The Justice Department in the United States accused Apple and five major publishers of conspiring to push up the prices of e-books and limit retail price competition.
The conspiracy has caused e-book consumers to pay “tens of millions of dollars more for e-books than they otherwise would have paid,” the Justice Department said in a lawsuit filed yesterday.
The department alleged that Apple and the publishers had a common interest in fighting online retailer Amazon’s practice of selling e-books for as little as $9.99 (£6.60) and decided to work together to raise prices.
Three of the publishers – News Corp’s HarperCollins Publishers, CBS Corp’s Simon & Schuster and Lagardere SCA’s Hachette Book Group – agreed to settle with the Justice Department. The settlement terms were not disclosed.
“To effectuate their conspiracy, the publisher defendants teamed up with defendant Apple, which shared the same goal of restraining retail price competition in the sale of e-books,” the Justice Department complaint said.
The lawsuit was filed in the US District Court for the Southern District of New York.
The Justice Department said it would proceed to litigate against Apple and two other publishers – Pearson’s Penguin Group and Macmillan, a unit of Verlagsgruppe Georg von Holtzbrinck GmbH.
Macmillan chief executive John Sargent said settlement terms demanded by the Justice Department “were too onerous.” He also said Macmillan did not act illegally and did not collude.
The European Union is also investigating allegations of conspiracy to fix the prices of e-books.

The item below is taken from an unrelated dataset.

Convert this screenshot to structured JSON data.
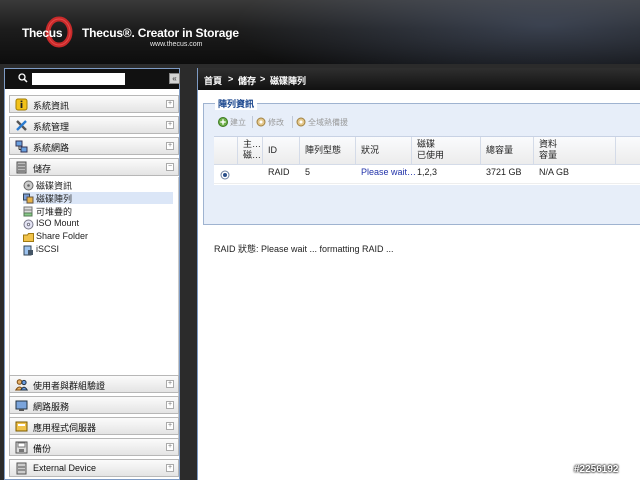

The Justice Department is said to have been looking into whether deals Apple made with the quintet of publishers at about the time it launched its iPad were done with the intent of propping up prices for e-books. Amazon had been paying publishers for the books, and then discounting them to win market share.
The publishers could not immediately be reached for comment.